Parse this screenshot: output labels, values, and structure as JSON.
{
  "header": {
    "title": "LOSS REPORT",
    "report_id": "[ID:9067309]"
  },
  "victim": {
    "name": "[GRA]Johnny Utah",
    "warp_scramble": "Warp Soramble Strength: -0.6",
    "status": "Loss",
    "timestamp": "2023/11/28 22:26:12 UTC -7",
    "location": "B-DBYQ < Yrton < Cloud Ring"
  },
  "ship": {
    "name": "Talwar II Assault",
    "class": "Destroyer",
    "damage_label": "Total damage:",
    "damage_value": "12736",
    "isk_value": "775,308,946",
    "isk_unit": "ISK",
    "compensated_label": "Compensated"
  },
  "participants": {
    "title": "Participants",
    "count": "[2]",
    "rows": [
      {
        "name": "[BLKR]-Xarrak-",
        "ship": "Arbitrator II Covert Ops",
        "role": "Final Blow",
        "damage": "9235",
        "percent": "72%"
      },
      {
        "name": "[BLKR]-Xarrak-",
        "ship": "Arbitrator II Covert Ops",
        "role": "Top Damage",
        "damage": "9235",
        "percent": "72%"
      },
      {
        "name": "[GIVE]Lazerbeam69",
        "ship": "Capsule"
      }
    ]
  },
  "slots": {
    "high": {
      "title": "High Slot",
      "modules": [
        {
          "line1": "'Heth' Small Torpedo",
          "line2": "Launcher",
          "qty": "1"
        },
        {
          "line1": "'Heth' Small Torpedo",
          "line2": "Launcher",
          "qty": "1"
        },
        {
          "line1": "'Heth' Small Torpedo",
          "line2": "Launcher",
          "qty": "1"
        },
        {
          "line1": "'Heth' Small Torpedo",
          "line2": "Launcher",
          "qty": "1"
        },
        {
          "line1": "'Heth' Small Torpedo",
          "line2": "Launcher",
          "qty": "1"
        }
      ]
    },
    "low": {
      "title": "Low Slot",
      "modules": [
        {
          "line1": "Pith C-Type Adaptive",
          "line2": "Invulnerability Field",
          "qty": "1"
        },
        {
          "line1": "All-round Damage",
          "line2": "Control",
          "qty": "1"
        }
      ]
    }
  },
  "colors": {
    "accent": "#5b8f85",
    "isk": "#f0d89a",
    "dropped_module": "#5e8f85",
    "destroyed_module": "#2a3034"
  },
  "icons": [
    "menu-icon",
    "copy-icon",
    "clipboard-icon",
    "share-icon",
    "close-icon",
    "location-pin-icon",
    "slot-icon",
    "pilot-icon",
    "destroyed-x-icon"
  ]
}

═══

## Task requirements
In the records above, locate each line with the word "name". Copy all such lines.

## Solution to the exercise
    "name": "[GRA]Johnny Utah",
    "name": "Talwar II Assault",
        "name": "[BLKR]-Xarrak-",
        "name": "[BLKR]-Xarrak-",
        "name": "[GIVE]Lazerbeam69",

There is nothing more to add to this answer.